» ASSIGNMENT
What is needed here is every entry, retyped exactly.
|---|
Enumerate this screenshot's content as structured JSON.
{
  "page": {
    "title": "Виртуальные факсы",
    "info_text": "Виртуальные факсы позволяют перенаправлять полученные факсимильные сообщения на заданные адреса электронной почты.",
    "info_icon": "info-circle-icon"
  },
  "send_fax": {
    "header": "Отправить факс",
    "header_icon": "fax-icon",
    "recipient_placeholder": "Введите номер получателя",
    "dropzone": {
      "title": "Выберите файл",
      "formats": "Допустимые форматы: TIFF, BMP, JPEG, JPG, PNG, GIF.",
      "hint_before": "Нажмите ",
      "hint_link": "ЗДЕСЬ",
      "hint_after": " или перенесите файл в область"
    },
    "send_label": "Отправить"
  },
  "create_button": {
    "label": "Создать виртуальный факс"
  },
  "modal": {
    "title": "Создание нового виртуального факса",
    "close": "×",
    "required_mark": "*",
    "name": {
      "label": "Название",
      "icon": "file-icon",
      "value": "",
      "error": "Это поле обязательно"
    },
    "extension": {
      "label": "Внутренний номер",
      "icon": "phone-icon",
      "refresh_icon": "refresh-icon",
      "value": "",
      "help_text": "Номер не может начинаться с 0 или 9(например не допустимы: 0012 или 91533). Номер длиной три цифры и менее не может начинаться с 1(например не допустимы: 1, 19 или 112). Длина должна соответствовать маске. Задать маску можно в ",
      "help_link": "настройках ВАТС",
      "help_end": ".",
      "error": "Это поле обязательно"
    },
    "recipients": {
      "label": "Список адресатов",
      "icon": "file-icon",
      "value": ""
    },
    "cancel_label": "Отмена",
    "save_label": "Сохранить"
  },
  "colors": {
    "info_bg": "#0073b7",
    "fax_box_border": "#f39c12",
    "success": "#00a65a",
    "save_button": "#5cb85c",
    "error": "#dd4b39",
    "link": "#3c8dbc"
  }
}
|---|
» RESULT
Enumerate this screenshot's content as structured JSON.
{
  "page": {
    "title": "Виртуальные факсы",
    "info_text": "Виртуальные факсы позволяют перенаправлять полученные факсимильные сообщения на заданные адреса электронной почты.",
    "info_icon": "info-circle-icon"
  },
  "send_fax": {
    "header": "Отправить факс",
    "header_icon": "fax-icon",
    "recipient_placeholder": "Введите номер получателя",
    "dropzone": {
      "title": "Выберите файл",
      "formats": "Допустимые форматы: TIFF, BMP, JPEG, JPG, PNG, GIF.",
      "hint_before": "Нажмите ",
      "hint_link": "ЗДЕСЬ",
      "hint_after": " или перенесите файл в область"
    },
    "send_label": "Отправить"
  },
  "create_button": {
    "label": "Создать виртуальный факс"
  },
  "modal": {
    "title": "Создание нового виртуального факса",
    "close": "×",
    "required_mark": "*",
    "name": {
      "label": "Название",
      "icon": "file-icon",
      "value": "",
      "error": "Это поле обязательно"
    },
    "extension": {
      "label": "Внутренний номер",
      "icon": "phone-icon",
      "refresh_icon": "refresh-icon",
      "value": "",
      "help_text": "Номер не может начинаться с 0 или 9(например не допустимы: 0012 или 91533). Номер длиной три цифры и менее не может начинаться с 1(например не допустимы: 1, 19 или 112). Длина должна соответствовать маске. Задать маску можно в ",
      "help_link": "настройках ВАТС",
      "help_end": ".",
      "error": "Это поле обязательно"
    },
    "recipients": {
      "label": "Список адресатов",
      "icon": "file-icon",
      "value": ""
    },
    "cancel_label": "Отмена",
    "save_label": "Сохранить"
  },
  "colors": {
    "info_bg": "#0073b7",
    "fax_box_border": "#f39c12",
    "success": "#00a65a",
    "save_button": "#5cb85c",
    "error": "#dd4b39",
    "link": "#3c8dbc"
  }
}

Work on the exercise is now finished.